The risk corridor program could end up paying more than it takes in, in which case it will wind up subsidizing insurers. Conservatives have assumed as a simple given that the risk corridors will pay out more than they take in.
[Yesterday’s] CBO report predicts just the opposite: that insurance companies will be paid $8 billion, but will pay back $16 billion. The risk corridor program is therefore predicted to result in a net expenditure of negative $8 billion. Repealing risk corridors would increase the projected deficit. If we accept the spurious equation of a subsidy with a bailout, then the Republican plan to repeal risk corridors would be a bailout, and the risk corridors would be the opposite of a bailout.
Edwin Park warns that repealing “the risk corridors would result in higher premiums”:
[Insurers] aren’t sure who will ultimately enroll in the marketplaces and their need for health care. As a result, without the risk corridors (and other risk-mitigation tools) insurers would have to charge higher premiums in 2015 and 2016 to offset the risk of this uncertainty, making coverage less affordable.
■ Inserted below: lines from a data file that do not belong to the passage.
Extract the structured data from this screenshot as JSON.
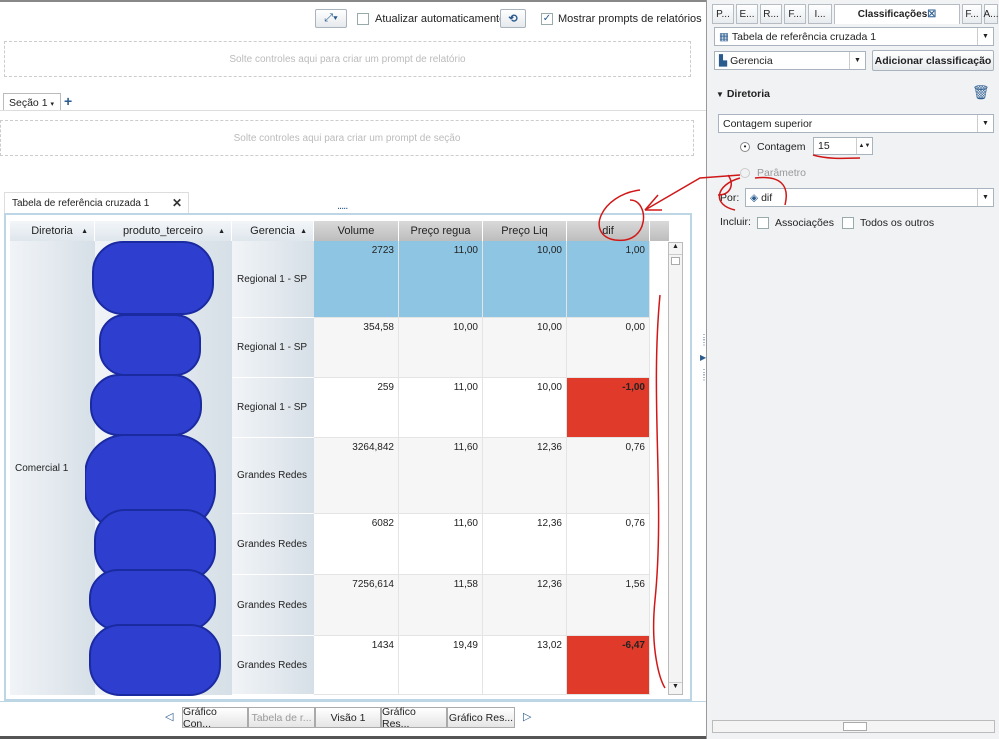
{
  "toolbar": {
    "auto_update_label": "Atualizar automaticamente",
    "auto_update_checked": false,
    "show_prompts_label": "Mostrar prompts de relatórios",
    "show_prompts_checked": true
  },
  "report_prompt_placeholder": "Solte controles aqui para criar um prompt de relatório",
  "section_tab": "Seção 1",
  "add_section": "+",
  "section_prompt_placeholder": "Solte controles aqui para criar um prompt de seção",
  "object_tab": {
    "title": "Tabela de referência cruzada 1",
    "close": "✕"
  },
  "table": {
    "headers": [
      "Diretoria",
      "produto_terceiro",
      "Gerencia",
      "Volume",
      "Preço regua",
      "Preço Liq",
      "dif"
    ],
    "diretoria": "Comercial 1",
    "rows": [
      {
        "gerencia": "Regional 1 - SP",
        "volume": "2723",
        "preco_regua": "11,00",
        "preco_liq": "10,00",
        "dif": "1,00"
      },
      {
        "gerencia": "Regional 1 - SP",
        "volume": "354,58",
        "preco_regua": "10,00",
        "preco_liq": "10,00",
        "dif": "0,00"
      },
      {
        "gerencia": "Regional 1 - SP",
        "volume": "259",
        "preco_regua": "11,00",
        "preco_liq": "10,00",
        "dif": "-1,00"
      },
      {
        "gerencia": "Grandes Redes",
        "volume": "3264,842",
        "preco_regua": "11,60",
        "preco_liq": "12,36",
        "dif": "0,76"
      },
      {
        "gerencia": "Grandes Redes",
        "volume": "6082",
        "preco_regua": "11,60",
        "preco_liq": "12,36",
        "dif": "0,76"
      },
      {
        "gerencia": "Grandes Redes",
        "volume": "7256,614",
        "preco_regua": "11,58",
        "preco_liq": "12,36",
        "dif": "1,56"
      },
      {
        "gerencia": "Grandes Redes",
        "volume": "1434",
        "preco_regua": "19,49",
        "preco_liq": "13,02",
        "dif": "-6,47"
      }
    ],
    "colors": {
      "selected": "#8ec5e3",
      "negative": "#e03a2a"
    }
  },
  "bottom_tabs": [
    "Gráfico Con...",
    "Tabela de r...",
    "Visão 1",
    "Gráfico Res...",
    "Gráfico Res..."
  ],
  "panel": {
    "tabs": [
      "P...",
      "E...",
      "R...",
      "F...",
      "I...",
      "Classificações",
      "F...",
      "A..."
    ],
    "object_select": "Tabela de referência cruzada 1",
    "category_select": "Gerencia",
    "add_button": "Adicionar classificação",
    "section_title": "Diretoria",
    "rank_type": "Contagem superior",
    "count_label": "Contagem",
    "count_value": "15",
    "param_label": "Parâmetro",
    "by_label": "Por:",
    "by_value": "dif",
    "include_label": "Incluir:",
    "assoc_label": "Associações",
    "others_label": "Todos os outros"
  }
}
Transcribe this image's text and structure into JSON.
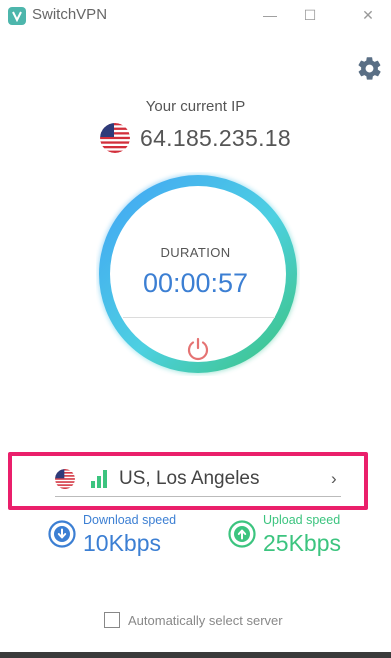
{
  "window": {
    "title": "SwitchVPN",
    "minimize_glyph": "—",
    "maximize_glyph": "☐",
    "close_glyph": "✕"
  },
  "ip": {
    "label": "Your current IP",
    "address": "64.185.235.18",
    "flag": "us-flag-icon"
  },
  "connection": {
    "duration_label": "DURATION",
    "duration_value": "00:00:57"
  },
  "server": {
    "name": "US, Los Angeles",
    "chevron": "›",
    "signal_bars": 3,
    "highlight_color": "#ea1f6b"
  },
  "speeds": {
    "download_label": "Download speed",
    "download_value": "10Kbps",
    "upload_label": "Upload speed",
    "upload_value": "25Kbps"
  },
  "auto_select": {
    "label": "Automatically select server",
    "checked": false
  },
  "colors": {
    "accent_blue": "#3c7fd3",
    "accent_green": "#3cc47f",
    "power_red": "#e57373",
    "ring_gradient": [
      "#4fc3f7",
      "#3cc47f"
    ]
  }
}
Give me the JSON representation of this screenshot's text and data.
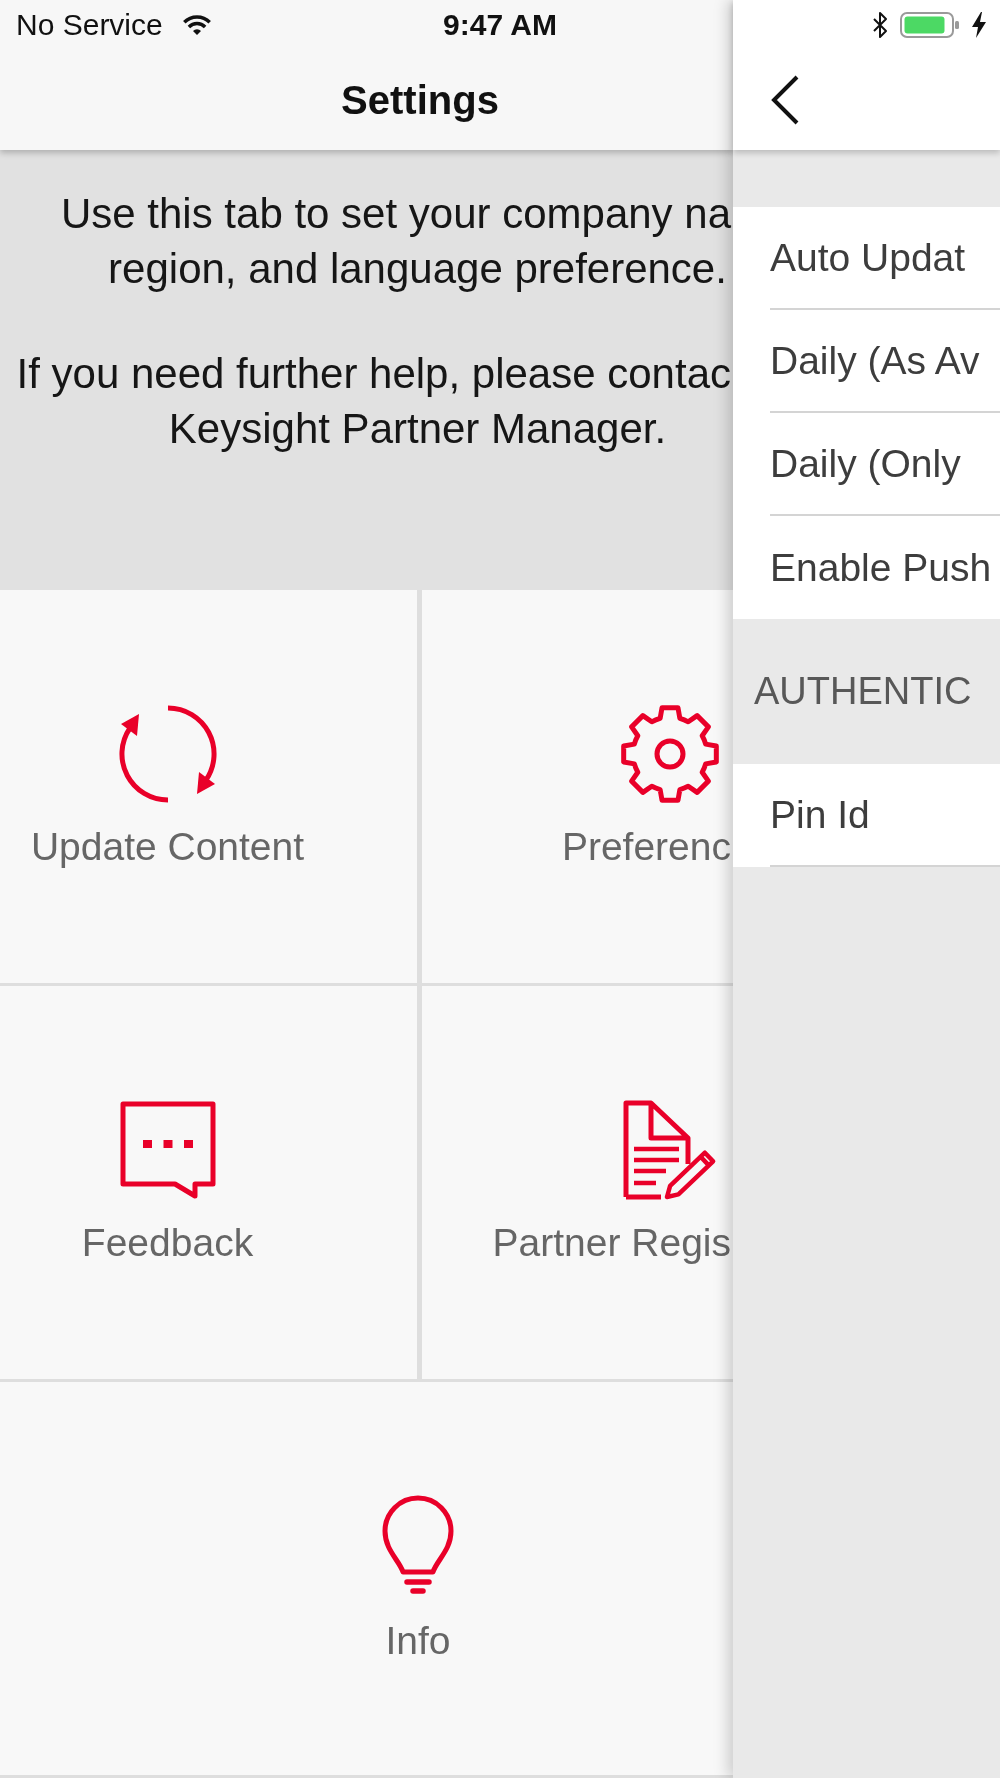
{
  "status_bar": {
    "carrier": "No Service",
    "time": "9:47 AM"
  },
  "main": {
    "title": "Settings",
    "description": [
      [
        "Use this tab to set your company na",
        "region, and language preference."
      ],
      [
        "If you need further help, please contac",
        "Keysight Partner Manager."
      ]
    ],
    "tiles": [
      {
        "kind": "refresh",
        "label": "Update Content"
      },
      {
        "kind": "gear",
        "label": "Preferenc"
      },
      {
        "kind": "chat",
        "label": "Feedback"
      },
      {
        "kind": "document",
        "label": "Partner Regis"
      },
      {
        "kind": "bulb",
        "label": "Info"
      }
    ]
  },
  "panel": {
    "sections": [
      {
        "rows": [
          "Auto Updat",
          "Daily (As Av",
          "Daily (Only",
          "Enable Push"
        ]
      },
      {
        "header": "AUTHENTIC",
        "rows": [
          "Pin Id"
        ]
      }
    ]
  }
}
Some insurers may opt to not participate in the marketplaces at all.